As a longtime resident of Virginia (VA), though, I know that I have to be careful what I wish for. Memories of Hurricane Isabel are too fresh in my mind to want to bring that kind of destruction to the region in the name of heat relief.
I also know — as even last fall’s three-day nor’easter proved — that the likelihood of a storm like Isabel blowing through Virginia Beach, Norfolk, Chesapeake, Hampton, Newport News and the other cities of Hampton Roads isn’t just a possibility, it’s an inevitability.
Everyone needs to be prepared to protect themselves, their families, their pets and their property against injury and damage from a hurricane. The need to have a plan and the proper supplies to deal with a hurricane took on extra urgency last week, when the Virginia Department of Emergency Management issued an area evacuation plan.
According to the agency, removing all the residents of the area in the face of an approaching storm would require 36 hours. Three days of sitting in a car, truck or bus on I-64, I-264, US Route 13 and the Chesapeake Bay-Bridge Tunnel, Virginia Beach Boulevard/US 58, or Military Highway/US 460 would undoubtedly cause many people to turn back for home. Home to face the consequences of 120 mph winds, heavy flooding and days or weeks without electricity.
So get ready. Prepare your own personal evacuation plan. Know your route out of Tidewater and when you need to leave to avoid the inevitable traffic jams and accidents. Here’s the list of basic evacuation route maps.
Also make sure you know how to contact all the members of your family, and that they know how to get in touch with you. Don’t assume that cell phones will always work.
Decide what to do with your cats, dogs and other pets. Don’t catch yourself having to decide whether to leave the animals behind at the last minute.
Most importantly, stock up on supplies to let you ride out a hurricane if you have no other choice.
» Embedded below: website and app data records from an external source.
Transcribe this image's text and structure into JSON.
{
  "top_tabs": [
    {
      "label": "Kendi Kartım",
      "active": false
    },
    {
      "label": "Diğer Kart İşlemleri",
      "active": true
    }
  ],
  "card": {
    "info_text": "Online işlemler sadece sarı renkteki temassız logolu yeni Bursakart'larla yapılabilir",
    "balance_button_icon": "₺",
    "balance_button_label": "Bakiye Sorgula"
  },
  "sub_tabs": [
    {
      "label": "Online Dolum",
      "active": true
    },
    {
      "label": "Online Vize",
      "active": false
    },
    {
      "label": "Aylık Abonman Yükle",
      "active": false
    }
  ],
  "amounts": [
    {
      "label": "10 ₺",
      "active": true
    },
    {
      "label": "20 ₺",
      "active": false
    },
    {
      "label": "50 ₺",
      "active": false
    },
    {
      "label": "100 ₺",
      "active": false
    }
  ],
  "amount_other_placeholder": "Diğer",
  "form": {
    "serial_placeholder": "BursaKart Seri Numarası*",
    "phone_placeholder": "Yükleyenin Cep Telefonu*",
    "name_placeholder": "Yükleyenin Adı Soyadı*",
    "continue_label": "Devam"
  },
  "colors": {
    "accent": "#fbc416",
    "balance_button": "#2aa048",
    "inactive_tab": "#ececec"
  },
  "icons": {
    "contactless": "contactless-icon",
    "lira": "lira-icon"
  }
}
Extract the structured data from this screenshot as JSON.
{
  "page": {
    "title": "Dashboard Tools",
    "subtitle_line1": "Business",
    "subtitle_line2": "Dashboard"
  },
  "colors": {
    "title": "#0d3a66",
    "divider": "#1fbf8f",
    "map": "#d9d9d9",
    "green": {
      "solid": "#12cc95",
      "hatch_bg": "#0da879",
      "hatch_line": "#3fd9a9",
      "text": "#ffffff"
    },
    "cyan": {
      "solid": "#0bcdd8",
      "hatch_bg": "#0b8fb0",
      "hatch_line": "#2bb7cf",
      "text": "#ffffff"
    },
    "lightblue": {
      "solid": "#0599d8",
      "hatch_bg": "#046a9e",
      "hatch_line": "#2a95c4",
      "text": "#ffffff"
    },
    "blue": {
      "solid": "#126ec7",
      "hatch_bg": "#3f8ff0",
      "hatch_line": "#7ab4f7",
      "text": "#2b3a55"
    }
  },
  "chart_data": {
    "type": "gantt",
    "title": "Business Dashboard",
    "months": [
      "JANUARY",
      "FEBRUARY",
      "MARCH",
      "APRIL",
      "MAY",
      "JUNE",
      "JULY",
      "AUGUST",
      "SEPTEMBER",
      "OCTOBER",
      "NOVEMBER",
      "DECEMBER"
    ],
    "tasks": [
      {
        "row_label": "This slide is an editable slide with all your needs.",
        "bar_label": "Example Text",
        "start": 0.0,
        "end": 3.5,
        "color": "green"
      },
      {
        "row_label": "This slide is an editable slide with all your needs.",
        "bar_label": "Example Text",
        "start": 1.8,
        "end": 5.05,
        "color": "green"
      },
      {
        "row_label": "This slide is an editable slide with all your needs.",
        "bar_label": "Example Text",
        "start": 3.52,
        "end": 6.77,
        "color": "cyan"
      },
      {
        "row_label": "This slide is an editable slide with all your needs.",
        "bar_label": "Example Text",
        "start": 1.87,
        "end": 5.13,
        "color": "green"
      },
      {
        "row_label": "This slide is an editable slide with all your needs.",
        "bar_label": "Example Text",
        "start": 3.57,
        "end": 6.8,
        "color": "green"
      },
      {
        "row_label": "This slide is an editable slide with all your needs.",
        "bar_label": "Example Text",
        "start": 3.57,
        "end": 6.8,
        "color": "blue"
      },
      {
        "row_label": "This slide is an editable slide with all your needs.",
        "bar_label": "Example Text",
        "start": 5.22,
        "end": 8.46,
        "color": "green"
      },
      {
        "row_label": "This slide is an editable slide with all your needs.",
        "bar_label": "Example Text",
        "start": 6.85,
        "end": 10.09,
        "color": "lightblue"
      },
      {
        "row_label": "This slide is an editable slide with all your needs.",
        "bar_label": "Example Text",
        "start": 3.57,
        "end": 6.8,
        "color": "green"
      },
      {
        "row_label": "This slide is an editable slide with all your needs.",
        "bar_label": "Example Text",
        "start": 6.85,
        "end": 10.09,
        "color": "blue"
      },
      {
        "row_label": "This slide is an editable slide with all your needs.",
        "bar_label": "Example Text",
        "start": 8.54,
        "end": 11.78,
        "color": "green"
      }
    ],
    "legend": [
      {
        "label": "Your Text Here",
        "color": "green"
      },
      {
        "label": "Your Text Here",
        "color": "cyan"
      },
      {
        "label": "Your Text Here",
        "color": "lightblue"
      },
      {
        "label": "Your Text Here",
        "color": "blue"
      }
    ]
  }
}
The National Hurricane Center provides this handy checklist to guide you in putting together your survival kit.
About the Editors: The Shapiro, Cooper, Lewis & Appleton personal injury law firm, whose attorneys work out of offices in Virginia (VA) and North Carolina (NC), edits the injury law blogs Virginia Beach Injuryboard, Norfolk Injuryboard, Eastern Shore Virginia Injury Attorneys Blog and Northeast North Carolina Injuryboard as pro bono services.
Rick Shapiro has practiced personal injury law for over two decades in Virginia, North Carolina, and throughout the Southeastern United States. He is a Board Certified Civil Trial Advocate by the National Board of Trial Advocacy (ABA Accredited) and has litigated injury cases throughout the eastern United States, including wrongful death, trucking, faulty products, railroad and medical negligence claims. His success in and out of the court room is a big reason why he was named 2019 “Lawyer of the Year” in railroad law in U.S. News & World Report's Best Lawyers publication (Norfolk, VA area), and he has been named a “Best Lawyer” and “Super Lawyer” by those peer reviewed organizations for many years.